“It is hard for you to kick against the goads.” (Acts 26:14 NIV)
I woke up Friday morning to find my 7-year- old little girl curled up next to me. I looked at the clock and thought, “I really need to start the day,” but I couldn’t bring myself to do anything but lay beside this sweet little girl.
She looked so peaceful with her head on my arm holding my hand. I laid there, next to her, and enjoyed the sensation of absolute peace for another hour before I was rudely disturbed by the alarm clock. Let the chaos begin!
Everyone, regardless of race, religion, or anything else, understands the chaos of life. If we were honest, we would probably find that the majority of our time and resources is spent on trying to bring order to the chaos—to bring some kind of peace into our lives. We want to have more of those moments where we are at rest and can see peace in the lives of those we love. The tragic irony is that so many of our attempts to bring peace result in more chaos. We often find ourselves, “kicking against the goads”.
In this passage, the apostle Paul was sharing, while in chains and facing trial, that he once tried to find peace in his life by all of the methods that religion and the world said would work. He saw Christianity as an enemy that threatened the peace in his world. So Paul did what anyone would do, he worked very hard to end the threat. He, like many of us, applied every known method at his disposal to create and protect the peace. Like many of us, he did not realize that he was actually causing the chaos in his life.
Paul shared that God appeared to him and asked him, “Saul, Saul, why do you persecute me? It is hard for you to kick against the goads.”
The lifestyle that Jesus calls us to seems counterproductive to what we desire and what we see in the world. Jesus calls us to love our enemies, and yet we only know peace through war. Jesus tells us to live simple lives and yet our alarms go off so that we can jump into the rat race. Jesus tells us to invest in others and yet we are taught to invest in our 401k before anything else. Jesus tells us that He is the only source of true peace and yet we still find ourselves trying to create peace by our own means. We often find ourselves, “kicking against the goads.”
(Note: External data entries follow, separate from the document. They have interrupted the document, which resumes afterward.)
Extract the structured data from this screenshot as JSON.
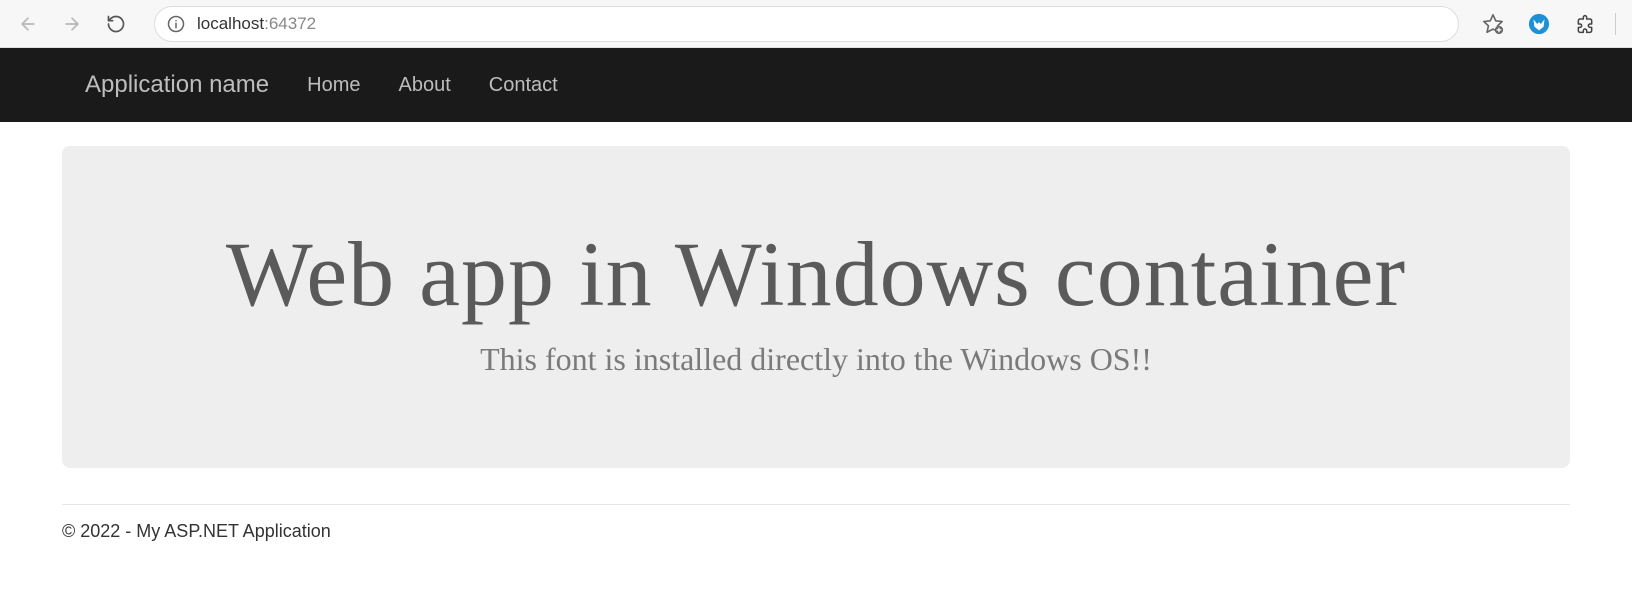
{
  "browser": {
    "url_host": "localhost",
    "url_port": ":64372"
  },
  "navbar": {
    "brand": "Application name",
    "links": [
      "Home",
      "About",
      "Contact"
    ]
  },
  "hero": {
    "title": "Web app in Windows container",
    "subtitle": "This font is installed directly into the Windows OS!!"
  },
  "footer": {
    "text": "© 2022 - My ASP.NET Application"
  }
}
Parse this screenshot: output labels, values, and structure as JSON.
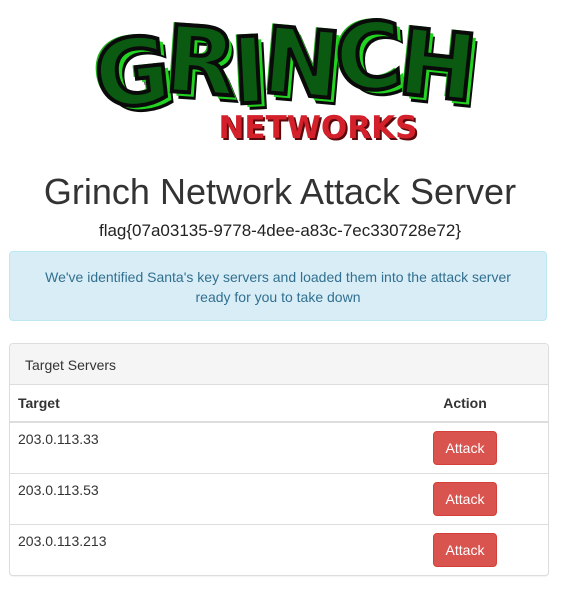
{
  "logo": {
    "word_letters": [
      "G",
      "R",
      "I",
      "N",
      "C",
      "H"
    ],
    "subtitle": "NETWORKS",
    "colors": {
      "green": "#23d321",
      "dark_green": "#0b5a12",
      "outline": "#0a0a0a",
      "red": "#d3202a"
    }
  },
  "page": {
    "title": "Grinch Network Attack Server",
    "flag": "flag{07a03135-9778-4dee-a83c-7ec330728e72}"
  },
  "alert": {
    "message": "We've identified Santa's key servers and loaded them into the attack server ready for you to take down",
    "color": "#31708f",
    "background": "#d9edf7"
  },
  "panel": {
    "heading": "Target Servers",
    "columns": {
      "target": "Target",
      "action": "Action"
    },
    "rows": [
      {
        "target": "203.0.113.33",
        "action_label": "Attack"
      },
      {
        "target": "203.0.113.53",
        "action_label": "Attack"
      },
      {
        "target": "203.0.113.213",
        "action_label": "Attack"
      }
    ],
    "button_color": "#d9534f"
  }
}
Paul explained that he had to respond to this truth through action. He could no longer be the person who claimed to serve God, yet still expected results from religion or worldly means. Once he had relinquished everything to Jesus, God used him to go out into the world that was struggling to find peace and “to open their eyes and turn them from darkness to light, and from the power of Satan to God, so that they may receive forgiveness of sins and a place among those who are sanctified by faith in me” (Acts 26:18 NIV).
Paul stood there in chains and yet he still knew a peace beyond what King Agrippa or Festus could possibly imagine. He had chosen to stop spinning his wheels and to trust in God—to obey and to serve Jesus in all things. If a person truly wants peace in their life, then they must first stop persecuting Jesus and kicking against the goads. Peace is found in faith and obedience to God.
I don’t want my babies to grow up in the same rat race that I grew up in. The truth is that the world is not getting simpler, it is becoming more complex. With that comes more temptation to use Jesus as a symbol of religion or simply as a supplement to our choices. This has never worked, nor will it ever work.
For the sake of peace in my own life, I must have faith and obey Jesus. For the sake of my children I must set an example that teaches them to be courageous in a world that may chain them for engaging in the truth.
As we celebrate the birth of Christ, let it remind us that Jesus Himself became flesh and obedient so that He might be the source of true peace to anyone who would receive it.